### Work item:
Calculate how many lines in the following records hold the word "방문자의", and report that number without comment.

### Study material:
▽
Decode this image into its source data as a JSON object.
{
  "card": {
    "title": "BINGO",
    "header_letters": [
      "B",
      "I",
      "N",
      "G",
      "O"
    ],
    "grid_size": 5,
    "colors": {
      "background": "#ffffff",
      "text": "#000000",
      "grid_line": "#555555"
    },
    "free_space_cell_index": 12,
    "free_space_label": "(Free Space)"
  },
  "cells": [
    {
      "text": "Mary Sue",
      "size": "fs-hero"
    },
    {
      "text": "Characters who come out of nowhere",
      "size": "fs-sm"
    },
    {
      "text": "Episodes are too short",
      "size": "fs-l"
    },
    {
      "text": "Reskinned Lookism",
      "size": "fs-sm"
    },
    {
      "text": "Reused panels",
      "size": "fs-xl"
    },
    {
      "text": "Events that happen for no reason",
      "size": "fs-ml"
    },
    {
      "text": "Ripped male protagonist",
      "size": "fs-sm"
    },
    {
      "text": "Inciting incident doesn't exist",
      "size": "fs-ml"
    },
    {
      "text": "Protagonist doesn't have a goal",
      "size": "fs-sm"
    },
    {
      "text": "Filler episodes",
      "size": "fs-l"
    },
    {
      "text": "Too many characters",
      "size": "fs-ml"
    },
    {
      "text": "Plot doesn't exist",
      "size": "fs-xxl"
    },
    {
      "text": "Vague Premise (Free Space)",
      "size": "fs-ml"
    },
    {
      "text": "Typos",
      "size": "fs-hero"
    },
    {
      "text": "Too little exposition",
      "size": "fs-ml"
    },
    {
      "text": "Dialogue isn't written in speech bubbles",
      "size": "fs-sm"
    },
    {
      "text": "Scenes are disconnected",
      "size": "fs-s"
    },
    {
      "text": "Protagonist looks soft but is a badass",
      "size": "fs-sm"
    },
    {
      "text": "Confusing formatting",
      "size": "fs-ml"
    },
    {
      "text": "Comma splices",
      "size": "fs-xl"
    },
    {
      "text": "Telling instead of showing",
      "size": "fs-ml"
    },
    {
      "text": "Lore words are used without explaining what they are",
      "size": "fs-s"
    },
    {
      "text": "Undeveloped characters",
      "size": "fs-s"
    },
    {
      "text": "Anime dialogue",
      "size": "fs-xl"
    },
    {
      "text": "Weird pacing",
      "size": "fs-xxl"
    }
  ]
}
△
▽
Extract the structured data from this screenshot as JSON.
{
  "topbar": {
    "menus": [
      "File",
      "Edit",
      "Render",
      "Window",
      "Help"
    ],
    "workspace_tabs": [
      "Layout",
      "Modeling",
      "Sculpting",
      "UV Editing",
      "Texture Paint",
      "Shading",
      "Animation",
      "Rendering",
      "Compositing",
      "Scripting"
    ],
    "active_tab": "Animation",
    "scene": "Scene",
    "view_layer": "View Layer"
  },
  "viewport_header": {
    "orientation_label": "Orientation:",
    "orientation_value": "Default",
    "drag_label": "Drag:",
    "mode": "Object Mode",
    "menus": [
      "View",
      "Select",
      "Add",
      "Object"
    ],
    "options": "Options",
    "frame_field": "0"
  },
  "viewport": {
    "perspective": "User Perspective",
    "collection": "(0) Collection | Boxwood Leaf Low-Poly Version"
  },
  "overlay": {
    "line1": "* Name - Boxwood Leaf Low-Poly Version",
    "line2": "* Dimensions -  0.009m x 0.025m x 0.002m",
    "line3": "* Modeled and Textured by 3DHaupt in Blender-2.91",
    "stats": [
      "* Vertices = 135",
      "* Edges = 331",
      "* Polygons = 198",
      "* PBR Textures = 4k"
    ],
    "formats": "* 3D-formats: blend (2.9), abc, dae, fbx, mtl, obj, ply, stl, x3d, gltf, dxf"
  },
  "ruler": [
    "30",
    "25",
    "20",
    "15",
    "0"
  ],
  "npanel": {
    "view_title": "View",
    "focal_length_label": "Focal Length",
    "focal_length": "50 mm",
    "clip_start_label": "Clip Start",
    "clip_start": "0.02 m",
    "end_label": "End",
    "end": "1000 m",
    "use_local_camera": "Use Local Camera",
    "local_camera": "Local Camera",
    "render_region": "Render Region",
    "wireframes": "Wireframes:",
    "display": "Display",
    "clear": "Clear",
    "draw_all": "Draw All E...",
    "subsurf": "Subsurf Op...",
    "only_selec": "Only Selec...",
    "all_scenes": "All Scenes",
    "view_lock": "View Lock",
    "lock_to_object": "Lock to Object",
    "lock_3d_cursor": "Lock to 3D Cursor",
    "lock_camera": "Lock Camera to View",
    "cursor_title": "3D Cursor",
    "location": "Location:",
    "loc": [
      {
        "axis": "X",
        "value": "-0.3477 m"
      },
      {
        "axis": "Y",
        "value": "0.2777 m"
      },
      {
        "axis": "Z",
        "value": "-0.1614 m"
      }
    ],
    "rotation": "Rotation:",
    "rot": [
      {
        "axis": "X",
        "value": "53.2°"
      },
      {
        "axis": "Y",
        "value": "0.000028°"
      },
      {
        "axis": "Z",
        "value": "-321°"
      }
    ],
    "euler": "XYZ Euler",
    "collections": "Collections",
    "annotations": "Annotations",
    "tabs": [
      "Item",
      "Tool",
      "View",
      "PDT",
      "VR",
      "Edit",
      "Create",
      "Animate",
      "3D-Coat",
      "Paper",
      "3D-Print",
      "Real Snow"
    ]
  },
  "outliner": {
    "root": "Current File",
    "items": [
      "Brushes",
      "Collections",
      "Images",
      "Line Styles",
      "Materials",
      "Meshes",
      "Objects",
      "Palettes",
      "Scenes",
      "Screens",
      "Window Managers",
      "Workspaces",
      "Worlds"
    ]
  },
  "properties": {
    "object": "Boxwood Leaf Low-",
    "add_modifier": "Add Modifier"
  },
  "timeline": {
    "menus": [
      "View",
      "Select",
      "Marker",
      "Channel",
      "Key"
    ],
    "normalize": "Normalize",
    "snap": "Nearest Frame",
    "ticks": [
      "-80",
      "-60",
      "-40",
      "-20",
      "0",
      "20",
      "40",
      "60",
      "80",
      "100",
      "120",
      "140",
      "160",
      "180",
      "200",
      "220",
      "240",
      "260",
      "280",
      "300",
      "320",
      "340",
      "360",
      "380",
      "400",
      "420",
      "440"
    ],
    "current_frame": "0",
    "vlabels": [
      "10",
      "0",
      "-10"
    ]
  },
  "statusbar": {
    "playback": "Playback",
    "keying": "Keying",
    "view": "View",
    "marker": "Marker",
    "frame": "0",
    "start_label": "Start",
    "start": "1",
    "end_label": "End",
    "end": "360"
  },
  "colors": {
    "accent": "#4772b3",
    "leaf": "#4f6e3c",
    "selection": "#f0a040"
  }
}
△
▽
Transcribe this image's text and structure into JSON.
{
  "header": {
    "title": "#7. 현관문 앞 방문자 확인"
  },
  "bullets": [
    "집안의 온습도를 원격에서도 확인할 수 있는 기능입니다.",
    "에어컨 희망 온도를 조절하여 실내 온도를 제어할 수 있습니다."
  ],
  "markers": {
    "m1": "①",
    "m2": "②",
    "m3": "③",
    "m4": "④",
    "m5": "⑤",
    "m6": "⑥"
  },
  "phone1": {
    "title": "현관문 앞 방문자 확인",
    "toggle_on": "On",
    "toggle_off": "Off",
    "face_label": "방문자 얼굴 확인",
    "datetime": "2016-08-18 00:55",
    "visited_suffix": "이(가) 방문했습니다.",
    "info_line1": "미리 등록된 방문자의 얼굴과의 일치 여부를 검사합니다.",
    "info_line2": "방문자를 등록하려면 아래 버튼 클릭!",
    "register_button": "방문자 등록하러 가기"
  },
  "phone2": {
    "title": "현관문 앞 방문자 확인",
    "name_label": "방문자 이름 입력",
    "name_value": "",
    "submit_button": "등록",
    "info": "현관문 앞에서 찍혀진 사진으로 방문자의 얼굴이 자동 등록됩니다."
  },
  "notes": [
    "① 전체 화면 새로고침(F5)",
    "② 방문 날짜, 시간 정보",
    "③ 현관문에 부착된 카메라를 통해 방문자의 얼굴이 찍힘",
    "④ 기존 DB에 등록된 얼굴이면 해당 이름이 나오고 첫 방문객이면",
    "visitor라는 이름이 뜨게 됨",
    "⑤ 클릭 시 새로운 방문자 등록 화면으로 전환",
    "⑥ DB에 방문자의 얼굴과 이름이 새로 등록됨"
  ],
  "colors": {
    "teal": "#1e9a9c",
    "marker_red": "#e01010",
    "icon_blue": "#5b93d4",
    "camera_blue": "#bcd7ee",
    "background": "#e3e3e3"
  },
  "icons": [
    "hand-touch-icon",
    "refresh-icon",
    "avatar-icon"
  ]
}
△
### Task output:
4